Table 1 shows the results adding of each building block of our framework. The eccoder-decoder architecture is the one showed in Figure 1 as , while the Atrous pyramid architecture is similar to the recent work of [4]. This architecture is currently state-of-the-art for semantic segmentation. In which an Atrous pyramid is used to capture global context. We added an Atrous pyramid with different scales: Atrous convolutions at rates of , with the global image pooling. We also replaced the decoder with simple upsampling and conv layers similar to the main paper [4]. We refer the readers to the main paper for more details about this architecture due to space limitations [4]. We found out having an extensive processing in the decoder improves the results compared to the Atrous pyramid architecture (possibly a better choice for segmentation of objects at multiple scales). This is because our object of interest is relatively small.
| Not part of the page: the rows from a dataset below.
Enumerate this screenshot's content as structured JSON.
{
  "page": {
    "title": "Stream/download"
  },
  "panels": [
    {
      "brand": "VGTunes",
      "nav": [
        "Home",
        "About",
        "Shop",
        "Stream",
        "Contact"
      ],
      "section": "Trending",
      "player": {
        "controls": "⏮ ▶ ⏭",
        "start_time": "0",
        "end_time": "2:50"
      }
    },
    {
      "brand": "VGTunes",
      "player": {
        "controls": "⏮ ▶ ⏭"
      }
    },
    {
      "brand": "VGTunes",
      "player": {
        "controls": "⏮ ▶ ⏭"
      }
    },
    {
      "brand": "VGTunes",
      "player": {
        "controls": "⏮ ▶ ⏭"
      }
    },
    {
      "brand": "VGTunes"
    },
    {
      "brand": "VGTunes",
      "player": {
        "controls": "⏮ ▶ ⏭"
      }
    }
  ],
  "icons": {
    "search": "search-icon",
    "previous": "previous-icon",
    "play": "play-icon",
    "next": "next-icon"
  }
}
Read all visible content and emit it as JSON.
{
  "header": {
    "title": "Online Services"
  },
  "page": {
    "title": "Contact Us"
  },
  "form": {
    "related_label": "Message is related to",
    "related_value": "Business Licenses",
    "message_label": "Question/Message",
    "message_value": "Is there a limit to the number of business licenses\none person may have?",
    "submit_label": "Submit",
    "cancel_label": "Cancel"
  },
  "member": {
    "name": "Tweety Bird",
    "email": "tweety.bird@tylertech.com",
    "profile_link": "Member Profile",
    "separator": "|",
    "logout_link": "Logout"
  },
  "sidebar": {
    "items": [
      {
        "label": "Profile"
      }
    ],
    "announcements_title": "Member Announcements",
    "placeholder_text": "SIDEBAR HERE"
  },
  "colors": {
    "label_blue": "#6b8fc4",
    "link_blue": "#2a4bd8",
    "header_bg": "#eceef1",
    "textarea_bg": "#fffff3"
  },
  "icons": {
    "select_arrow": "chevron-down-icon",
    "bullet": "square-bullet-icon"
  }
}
Moreover, we showed that adding a spatial adversarial notwork () can boost the performance of dramatically, in our task. Introducing attention () helps for a better information selection (as described in section 2.2) and boosts the performance further. Finally, our best results is achieved by adding the projective adversarial network (), which adds integration of 3D semantics into the framework. This supports our hypothesis that our segmentor has enough capacity in terms of parameters to capture all this information and with proper and explicit supervision can achieve state-of-the-art results.

Comparison to the state-of-the-art: We provide the comparison of our method’s performance with current state-of-the-art literature on the same TCIA CT dataset for pancreas segmentation. As can be seen from experimental validation, our method outperforms the state-of-the-art with dice scores, provides better efficiency (less computational burden). Of a note, the proposed algorithm’s least achievement is consistently higher than the state of the art methods.

Approach Average DSC% Max DSC% Min DSC%
Roth et al.[11] 86.29 23.99
Roth et al.[12] 88.65 34.11
Roth et al.[13] 88.96 50.69
Zhou et al.[18] 90.85 62.43
Cai et al.[1] 90.10 60.00
Yu et al.[16] 91.02 62.81

4-fold cross validation

Ours 88.71 83.20
Table 2: Comparison with state-of-the-art on TCIA dataset.

4 Conclusion

In this paper we proposed a novel adversarial framework for 3D object segmentation. We introduced a novel projective adversarial network, inferring 3D shape and semantics form 2D projections. The motivation behind our idea is that integration of 3D information through a fully 3D network, having all slices as input, is computationally infeasible. Possible workarounds are: 1)down-sampling the data or 2)sacrificing number of parameters, which are sacrificing information or computational capacity, respectively. We also introduced an attention module to selectively pass whole-frame high-level feature from the segmentor’s bottleneck to the adversarial network, for a better information processing. We showed that with proper and guided supervision through adversarial signals a simple encoder-decoder architecture, with enough parameters, achieves state-of-the-art performance on the challenging problem of pancreas segmentation. We achieved a dice score of 85.53%, which is state-of-the art performance on pancreas segmentation task, outperforming previous methods. Furthermore, we argue that our framework is general and can be applied to any 3D object segmentation problem and is not specific to a single application.

References